In a further set of experiments, we attempted to elucidate the underlying trigger mechanisms that are responsible for the observed specific action against the myeloma cells. After the detection of HLA-recognizing killer-cell inhibitory receptors (Long et al, 1996), the ‘search for missing self’, i.e. search for lack of HLA, is believed to be a major trigger mechanism for NK cells (Gumperz & Parham, 1995). However, it is not yet clear whether this mechanism is of predominant importance also in situations apart from the initial experimental settings (Sentman et al, 1994; Frohn et al, 1997; Multhoff et al, 1997). We wondered if this mechanism might explain the NK-cell behaviour in our situation, i.e. myeloma cells might have partially or completely lost their set of HLA molecules, thereby triggering the NK cells. Using an antibody that reacts with all HLA-class I molecules, we did not demonstrate any correlation between HLA expression and NK-cell killing; the examined plasmocytoma cells were strongly class I positive. These observations are in accordance with previously published results, which also demonstrated a unimpaired antigen-processing machinery in several plasmocytoma cell lines (Crucian et al, 1997).
We further examined whether an allele-specific loss of particular HLA-class I molecules was demonstrable, as this might also hypothetically explain the NK cell sensitivity, and is observed in some tumours (Garrido et al, 1993). In this context, HLA-C is of special relevance because the HLA-C-specific killer-cell inhibitory receptors are likely to predominate the others (Young et al, 1998), especially HLA-B-specific ones. We serologically detected HLA molecules of all three classical class I loci (-A, -B, -C), where the reactions with the HLA-C-specific sera were of particular clarity. At that point, the question arises as to which alternative pathways were used to enable the recognition of the plasmocytoma cells.
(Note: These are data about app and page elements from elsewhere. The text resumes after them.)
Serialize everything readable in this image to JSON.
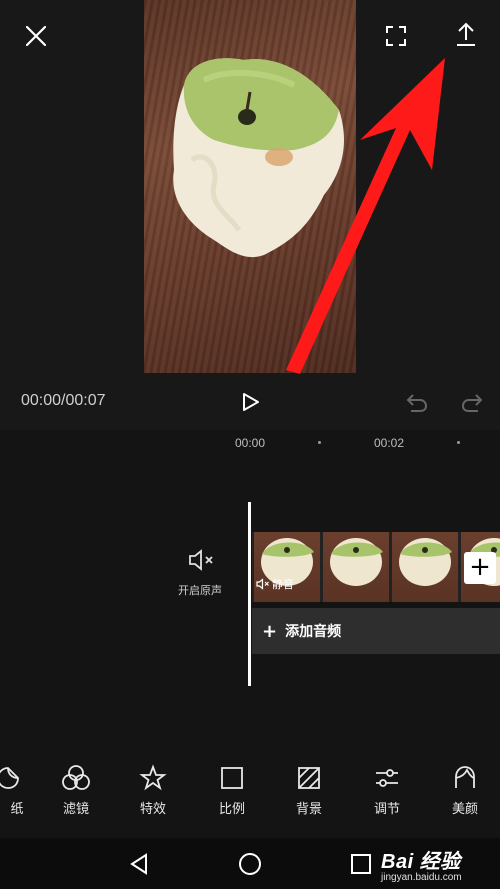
{
  "header": {
    "close_icon": "close-icon",
    "fullscreen_icon": "fullscreen-icon",
    "export_icon": "export-upload-icon"
  },
  "player": {
    "time": "00:00/00:07",
    "play_icon": "play-icon",
    "undo_icon": "undo-icon",
    "redo_icon": "redo-icon"
  },
  "ruler": {
    "ticks": [
      "00:00",
      "00:02"
    ]
  },
  "timeline": {
    "mute_label": "开启原声",
    "mute_icon": "speaker-mute-icon",
    "clip_mute_tag": "静音",
    "add_clip_icon": "plus-icon",
    "add_audio_label": "添加音频",
    "add_audio_icon": "+"
  },
  "toolbar": {
    "items": [
      {
        "label": "纸",
        "icon": "sticker-icon"
      },
      {
        "label": "滤镜",
        "icon": "filter-icon"
      },
      {
        "label": "特效",
        "icon": "effects-star-icon"
      },
      {
        "label": "比例",
        "icon": "ratio-square-icon"
      },
      {
        "label": "背景",
        "icon": "background-icon"
      },
      {
        "label": "调节",
        "icon": "adjust-sliders-icon"
      },
      {
        "label": "美颜",
        "icon": "beauty-face-icon"
      }
    ]
  },
  "navbar": {
    "back_icon": "nav-back-icon",
    "home_icon": "nav-home-icon",
    "recents_icon": "nav-recents-icon"
  },
  "watermark": {
    "main": "Bai 经验",
    "sub": "jingyan.baidu.com"
  },
  "colors": {
    "annotation_arrow": "#ff1a1a",
    "background": "#181818"
  }
}
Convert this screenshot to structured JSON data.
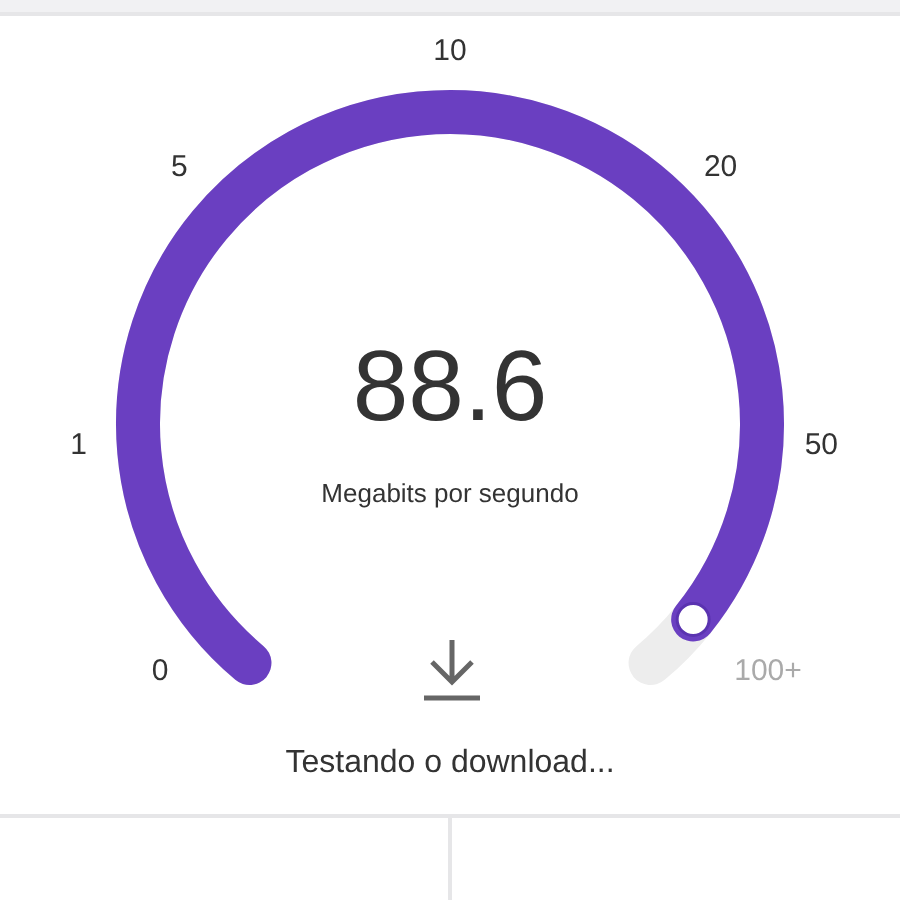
{
  "gauge": {
    "value": "88.6",
    "unit": "Megabits por segundo",
    "ticks": [
      {
        "label": "0",
        "reached": true
      },
      {
        "label": "1",
        "reached": true
      },
      {
        "label": "5",
        "reached": true
      },
      {
        "label": "10",
        "reached": true
      },
      {
        "label": "20",
        "reached": true
      },
      {
        "label": "50",
        "reached": true
      },
      {
        "label": "100+",
        "reached": false
      }
    ]
  },
  "status": "Testando o download..."
}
One possible family of candidate molecules which might trigger an MM-specific NK-cell response are the heat shock proteins (Multhoff et al, 1997). In conclusion, these or other molecules might activate the NK cells by triggering the finely balanced set of activating receptors that are expressed on NK cells (Barao & Ascensao, 1998).
In summary, NK cells recognize and kill myeloma cells to a varying degree by underlying trigger mechanisms that need to be elucidated in the future. These results illustrate that the use of NK cells may offer an opportunity for the development of novel therapeutic regimens in the treatment of patients with malignant myeloma.
The authors would like to thank Professor Dr T. Wagner, Dr K. Weber, Dr I. Dörges and Dr S.O. Peters for providing bone marrow specimens from MM patients as well as Dr J.P. Keough and U. Doherty for correcting the manuscript.